What's more interesting is the possibility of plugging in a completely different storage system. The one that is being actively developed for MongoDB 2.8 is RocksDB. You may not know RocksDB but it has quite the genealogy. It started life at Facebook and has borrowed code form Google's "leveldb" project and borrows ideas from Apache's HBase. The idea driving it is to create a high performance key/value store thats makes good use of the high read/write rates that you can get from SSDs and RAM based storage. There's lots of configuration settings available which let it be tuned to the media its working with and whether compression algorithms should be applied to the data. There's a lot of potential there and its a logical choice as the first alternate storage engine for MongoDB to be implementing.

Building with RocksDB

But we are only half way through development. With the most recent development release, MongoDB 2.7.5, the RocksDB plugin has not been marked as ready for testing. If you want to build it yourself, here's the steps we had to go through on Mac OS X 10.9. We're assuming you already have the appropriate XCode and command line tools installed...

First, we needed to clone the Github repositories for MongoDB and for RocksDB

$ git clone https://github.com/mongodb/mongo.git
$ git clone https://github.com/facebook/rocksdb.git

Then we needed to build RocksDB.

$ cd rocksdb
$ make static_lib
$ cp librocksdb.a /usr/local/lib
$ cp -r include/* /usr/local/include

With RocksDB built, we can now move on to building MongoDB. This uses the Scons build tool:

$ cd ..
$ cd mongo
$ scons --rocksdb --rocksdb --libc++ --osx-version-min-10.7 mongo mongod

You'll want to go make a cup of coffee while that does its thing. You can speed it up using "-j n" as an argument - that kicks off parallel builds using "n" simultaneous jobs at a time. You can set that to slightly more than the number of cores you system has to ensure a job is always queued up. You'll still have plenty of time for that coffee anyway.

When it's completed building, you'll have a mongo and mongod binary in the directory. Remember to NOT install them. They are development builds and within them lie horrors, bugs and potential brokeness. For your experiments, you should make a local data directory and run the commands from within the Mongo directory.

$ mkdir ./data
$ ./mongod  --dbpath ./data --storageEngine=rocksExperiment

Just to remind you how experimental this all is, even the name of the storage engine has the word Experiment in it. This should start running and listening for connections. In another session or window, cd to the same directory and you should be able to run

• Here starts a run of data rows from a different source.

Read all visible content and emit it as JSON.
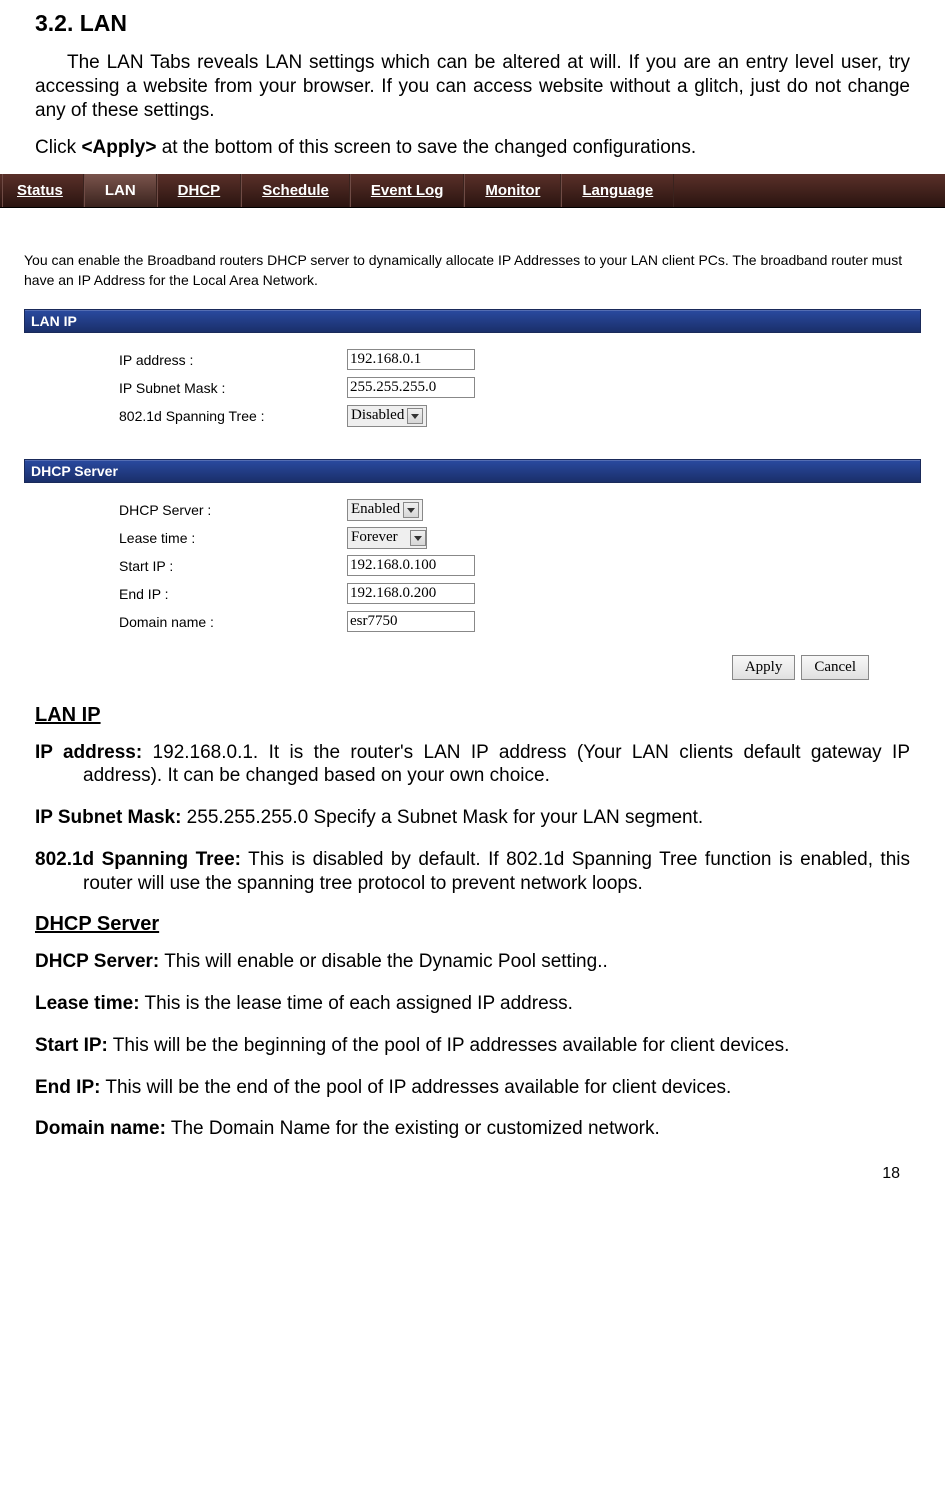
{
  "heading": "3.2. LAN",
  "para1": "The LAN Tabs reveals LAN settings which can be altered at will. If you are an entry level user, try accessing a website from your browser. If you can access website without a glitch, just do not change any of these settings.",
  "para2_pre": "Click ",
  "para2_bold": "<Apply>",
  "para2_post": " at the bottom of this screen to save the changed configurations.",
  "tabs": {
    "status": "Status",
    "lan": "LAN",
    "dhcp": "DHCP",
    "schedule": "Schedule",
    "eventlog": "Event Log",
    "monitor": "Monitor",
    "language": "Language"
  },
  "intro": "You can enable the Broadband routers DHCP server to dynamically allocate IP Addresses to your LAN client PCs. The broadband router must have an IP Address for the Local Area Network.",
  "lanip": {
    "header": "LAN IP",
    "rows": {
      "ip_label": "IP address :",
      "ip_value": "192.168.0.1",
      "mask_label": "IP Subnet Mask :",
      "mask_value": "255.255.255.0",
      "spanning_label": "802.1d Spanning Tree :",
      "spanning_value": "Disabled"
    }
  },
  "dhcp": {
    "header": "DHCP Server",
    "rows": {
      "server_label": "DHCP Server :",
      "server_value": "Enabled",
      "lease_label": "Lease time :",
      "lease_value": "Forever",
      "start_label": "Start IP :",
      "start_value": "192.168.0.100",
      "end_label": "End IP :",
      "end_value": "192.168.0.200",
      "domain_label": "Domain name :",
      "domain_value": "esr7750"
    }
  },
  "buttons": {
    "apply": "Apply",
    "cancel": "Cancel"
  },
  "sections": {
    "lanip_heading": "LAN IP",
    "ip_term": "IP address:",
    "ip_desc": " 192.168.0.1. It is the router's LAN IP address (Your LAN clients default gateway IP address). It can be changed based on your own choice.",
    "mask_term": "IP Subnet Mask:",
    "mask_desc": " 255.255.255.0 Specify a Subnet Mask for your LAN segment.",
    "span_term": "802.1d Spanning Tree:",
    "span_desc": " This is disabled by default. If 802.1d Spanning Tree function is enabled, this router will use the spanning tree protocol to prevent network loops.",
    "dhcp_heading": "DHCP Server",
    "dhcpserver_term": "DHCP Server:",
    "dhcpserver_desc": " This will enable or disable the Dynamic Pool setting..",
    "lease_term": "Lease time:",
    "lease_desc": " This is the lease time of each assigned IP address.",
    "start_term": "Start IP:",
    "start_desc": " This will be the beginning of the pool of IP addresses available for client devices.",
    "end_term": "End IP:",
    "end_desc": " This will be the end of the pool of IP addresses available for client devices.",
    "domain_term": "Domain name:",
    "domain_desc": " The Domain Name for the existing or customized network."
  },
  "page_number": "18"
}
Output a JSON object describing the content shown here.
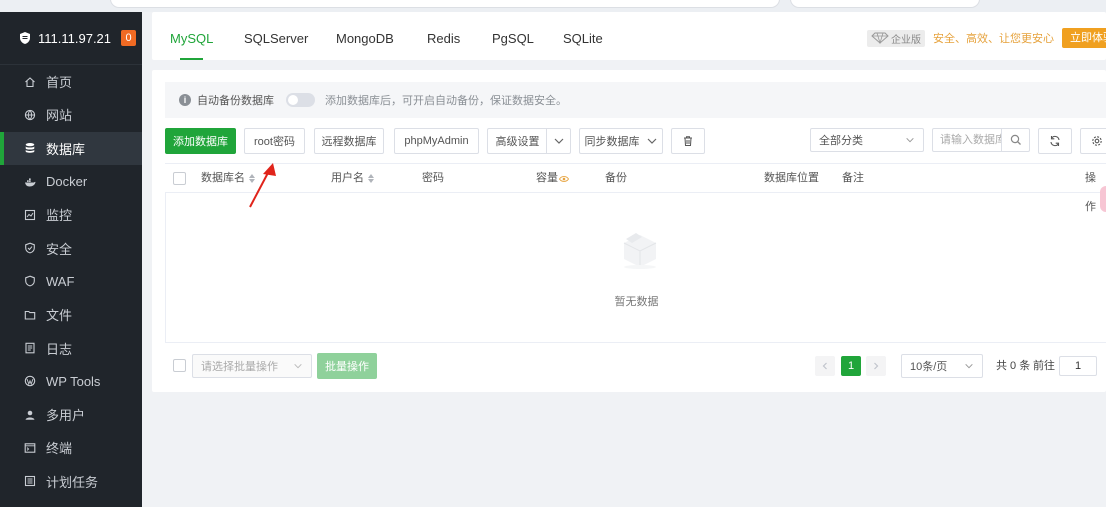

$ ./mongo

and interact with the database...

So, now you've built it, you'll probably want to benchmark it. We leave it to your own needs to come up with what benchmark you want to use. But don't expect huge performance improvements with Rocks right now. In our "Bulk insert a million address records into a completely empty database" test, a very not-a-benchmark test, with the traditional memory mapped files, the task took around 55 seconds. With RocksDB as the storage engine, that went up to 98 seconds. Not unexpected, especially as the RocksDB storage engine hasn't been marked ready for testing and our test is far from comprehensive. In standalone benchmarking and other comparisons RocksDB shows excellent performance so there's plenty of power for MongoDB to exploit.

What the test does show is the progress being made in making pluggable storage engines for MongoDB work. When they do arrive in MongoDB 2.8, we should be be able to start profiling them against a full spectrum of tests and see which ones suit which tasks, how resilient they are and what bugs and issues they shake out of the MongoDB woodwork. The in-memory and RocksDB plugins should be just the first in a range of MongoDB developed and third-party developed database plugins - InnoDB is an obvious candidate as is TokuKV, but there's also the promise of integrating storage with distributed or journaled file systems. MongoDB is going to become a whole lot more flexible in the future.